The life of author Philip K. Dick sounds like the plot of it's own science fiction movie. The celebrated writer, who's work would become movies such as Blade Runner, Minority Report and Total Recall, predicted a staggering list of technological advancements including artificial intelligence, cloning, the surveillance state, virtual reality decades before their existence before suffering a breakdown of paranoia and hallucinations. More than thirty years after his death, Dick’s relevancy has only grown as the future he predicted for technology becomes more real. While the short stories and novels that he wrote during his brief life inspired some of the most important science fiction films over, his warnings about humanity's relationship with technology prove that Dick was the closest thing to a futurist prophet that the world has ever seen.
Publishing in the 60s and 70s, Dick's writing touched on everything from the scientific breakthroughs of cloning and artificial intelligence, to global warming and online gaming to the growing digital asphyxiation.
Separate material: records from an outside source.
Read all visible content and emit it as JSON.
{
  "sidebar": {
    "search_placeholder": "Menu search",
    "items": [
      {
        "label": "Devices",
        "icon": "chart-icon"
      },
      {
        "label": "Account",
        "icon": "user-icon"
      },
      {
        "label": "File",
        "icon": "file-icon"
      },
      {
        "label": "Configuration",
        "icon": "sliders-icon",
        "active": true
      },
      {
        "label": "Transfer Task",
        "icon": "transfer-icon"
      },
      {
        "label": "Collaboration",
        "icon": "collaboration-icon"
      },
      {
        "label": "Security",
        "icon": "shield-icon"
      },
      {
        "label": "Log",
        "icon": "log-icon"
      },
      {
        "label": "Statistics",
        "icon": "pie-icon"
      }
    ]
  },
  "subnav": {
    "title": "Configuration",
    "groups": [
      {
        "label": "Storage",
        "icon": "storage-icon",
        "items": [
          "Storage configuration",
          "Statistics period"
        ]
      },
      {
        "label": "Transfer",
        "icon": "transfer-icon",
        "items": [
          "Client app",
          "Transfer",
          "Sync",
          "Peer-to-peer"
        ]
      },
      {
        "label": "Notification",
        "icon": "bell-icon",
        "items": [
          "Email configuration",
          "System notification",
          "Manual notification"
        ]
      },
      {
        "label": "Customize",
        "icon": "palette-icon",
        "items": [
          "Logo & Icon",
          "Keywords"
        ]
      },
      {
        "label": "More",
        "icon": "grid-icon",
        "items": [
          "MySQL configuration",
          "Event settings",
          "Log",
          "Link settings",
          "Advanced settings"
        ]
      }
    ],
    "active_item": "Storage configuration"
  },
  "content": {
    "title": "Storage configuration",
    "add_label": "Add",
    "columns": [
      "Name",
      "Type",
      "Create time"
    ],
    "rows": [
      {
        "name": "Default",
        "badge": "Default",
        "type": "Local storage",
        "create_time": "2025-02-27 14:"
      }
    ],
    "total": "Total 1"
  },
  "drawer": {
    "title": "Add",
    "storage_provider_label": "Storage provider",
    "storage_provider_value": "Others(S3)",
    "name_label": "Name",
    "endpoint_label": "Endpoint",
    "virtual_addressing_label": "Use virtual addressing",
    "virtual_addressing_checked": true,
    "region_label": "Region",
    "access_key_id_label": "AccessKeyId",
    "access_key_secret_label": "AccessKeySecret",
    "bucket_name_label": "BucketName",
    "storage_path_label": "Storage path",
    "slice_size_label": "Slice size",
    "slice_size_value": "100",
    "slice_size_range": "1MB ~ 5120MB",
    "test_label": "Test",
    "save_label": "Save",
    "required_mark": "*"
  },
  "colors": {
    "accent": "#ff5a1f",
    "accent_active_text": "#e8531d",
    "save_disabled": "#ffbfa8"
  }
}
Dick saw a future of possibilities in which these advancements would allow mankind to live their wildest dreams but at a devastating price. Maybe he was right.